--- EXCERPTED RECORDS Enclosed Below ---
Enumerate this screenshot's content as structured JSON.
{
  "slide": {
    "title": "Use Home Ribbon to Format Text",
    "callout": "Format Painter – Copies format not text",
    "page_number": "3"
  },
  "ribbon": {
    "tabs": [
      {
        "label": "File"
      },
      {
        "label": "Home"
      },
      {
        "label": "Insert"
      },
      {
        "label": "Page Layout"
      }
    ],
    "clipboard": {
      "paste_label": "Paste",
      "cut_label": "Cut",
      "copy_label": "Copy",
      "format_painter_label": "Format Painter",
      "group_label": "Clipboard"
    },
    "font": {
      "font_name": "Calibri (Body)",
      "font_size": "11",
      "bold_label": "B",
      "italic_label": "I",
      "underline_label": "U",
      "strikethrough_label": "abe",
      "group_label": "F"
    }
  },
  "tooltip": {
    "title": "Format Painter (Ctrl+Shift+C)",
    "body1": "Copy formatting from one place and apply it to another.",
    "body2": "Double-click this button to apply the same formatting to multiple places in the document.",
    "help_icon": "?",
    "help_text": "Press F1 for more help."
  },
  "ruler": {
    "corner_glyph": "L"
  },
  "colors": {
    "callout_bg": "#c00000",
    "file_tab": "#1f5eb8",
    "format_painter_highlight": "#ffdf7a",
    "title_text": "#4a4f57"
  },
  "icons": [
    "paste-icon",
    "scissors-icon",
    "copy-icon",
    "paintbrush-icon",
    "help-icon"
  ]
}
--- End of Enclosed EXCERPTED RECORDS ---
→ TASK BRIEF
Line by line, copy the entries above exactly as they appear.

→ RESPONSE TO THE TASK
Enumerate this screenshot's content as structured JSON.
{
  "slide": {
    "title": "Use Home Ribbon to Format Text",
    "callout": "Format Painter – Copies format not text",
    "page_number": "3"
  },
  "ribbon": {
    "tabs": [
      {
        "label": "File"
      },
      {
        "label": "Home"
      },
      {
        "label": "Insert"
      },
      {
        "label": "Page Layout"
      }
    ],
    "clipboard": {
      "paste_label": "Paste",
      "cut_label": "Cut",
      "copy_label": "Copy",
      "format_painter_label": "Format Painter",
      "group_label": "Clipboard"
    },
    "font": {
      "font_name": "Calibri (Body)",
      "font_size": "11",
      "bold_label": "B",
      "italic_label": "I",
      "underline_label": "U",
      "strikethrough_label": "abe",
      "group_label": "F"
    }
  },
  "tooltip": {
    "title": "Format Painter (Ctrl+Shift+C)",
    "body1": "Copy formatting from one place and apply it to another.",
    "body2": "Double-click this button to apply the same formatting to multiple places in the document.",
    "help_icon": "?",
    "help_text": "Press F1 for more help."
  },
  "ruler": {
    "corner_glyph": "L"
  },
  "colors": {
    "callout_bg": "#c00000",
    "file_tab": "#1f5eb8",
    "format_painter_highlight": "#ffdf7a",
    "title_text": "#4a4f57"
  },
  "icons": [
    "paste-icon",
    "scissors-icon",
    "copy-icon",
    "paintbrush-icon",
    "help-icon"
  ]
}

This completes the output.